[Stored data entries]

========

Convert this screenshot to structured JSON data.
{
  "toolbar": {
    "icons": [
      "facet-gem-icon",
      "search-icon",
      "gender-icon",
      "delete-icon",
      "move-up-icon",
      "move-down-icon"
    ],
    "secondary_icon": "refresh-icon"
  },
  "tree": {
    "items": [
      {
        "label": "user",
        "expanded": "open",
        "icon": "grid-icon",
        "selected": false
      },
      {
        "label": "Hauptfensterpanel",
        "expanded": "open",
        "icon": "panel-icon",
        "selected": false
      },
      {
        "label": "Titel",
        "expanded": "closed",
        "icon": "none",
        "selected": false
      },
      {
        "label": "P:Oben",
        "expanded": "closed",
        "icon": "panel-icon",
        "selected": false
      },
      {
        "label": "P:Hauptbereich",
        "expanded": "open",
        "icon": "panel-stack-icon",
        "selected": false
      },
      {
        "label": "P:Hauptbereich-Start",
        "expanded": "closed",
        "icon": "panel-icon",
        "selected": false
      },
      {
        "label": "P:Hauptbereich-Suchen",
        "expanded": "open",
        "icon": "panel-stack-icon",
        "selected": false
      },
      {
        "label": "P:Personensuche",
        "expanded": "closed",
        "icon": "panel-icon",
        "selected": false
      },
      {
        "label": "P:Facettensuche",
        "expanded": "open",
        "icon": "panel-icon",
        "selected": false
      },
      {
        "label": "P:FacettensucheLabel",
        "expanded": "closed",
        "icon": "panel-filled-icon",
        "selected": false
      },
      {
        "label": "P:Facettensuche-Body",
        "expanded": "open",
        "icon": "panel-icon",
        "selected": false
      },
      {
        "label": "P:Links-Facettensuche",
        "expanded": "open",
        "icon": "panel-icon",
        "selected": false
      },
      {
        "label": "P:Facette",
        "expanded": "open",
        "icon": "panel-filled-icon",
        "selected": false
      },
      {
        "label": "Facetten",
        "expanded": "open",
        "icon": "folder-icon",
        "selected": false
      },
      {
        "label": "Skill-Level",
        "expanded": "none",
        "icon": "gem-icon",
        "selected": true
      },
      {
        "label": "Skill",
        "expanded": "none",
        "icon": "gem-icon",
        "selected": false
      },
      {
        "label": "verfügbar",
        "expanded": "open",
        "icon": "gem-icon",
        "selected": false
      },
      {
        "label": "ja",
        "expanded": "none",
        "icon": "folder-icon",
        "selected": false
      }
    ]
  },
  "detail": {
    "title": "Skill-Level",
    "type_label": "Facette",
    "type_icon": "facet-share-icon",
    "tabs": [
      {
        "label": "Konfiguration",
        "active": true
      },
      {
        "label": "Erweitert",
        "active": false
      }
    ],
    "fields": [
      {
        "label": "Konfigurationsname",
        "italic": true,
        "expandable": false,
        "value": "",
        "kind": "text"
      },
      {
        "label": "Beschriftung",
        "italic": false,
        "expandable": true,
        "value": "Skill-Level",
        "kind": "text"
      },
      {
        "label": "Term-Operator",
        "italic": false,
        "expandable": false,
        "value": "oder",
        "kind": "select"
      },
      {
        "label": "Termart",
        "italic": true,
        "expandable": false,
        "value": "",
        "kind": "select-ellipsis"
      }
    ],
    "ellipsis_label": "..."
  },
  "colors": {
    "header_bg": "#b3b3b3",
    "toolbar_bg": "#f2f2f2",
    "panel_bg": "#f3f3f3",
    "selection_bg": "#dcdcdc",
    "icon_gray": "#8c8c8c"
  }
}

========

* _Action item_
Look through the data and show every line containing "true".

* _Output of the exercise_
        "selected": true
        "active": true
        "italic": true,
        "expandable": true,
        "italic": true,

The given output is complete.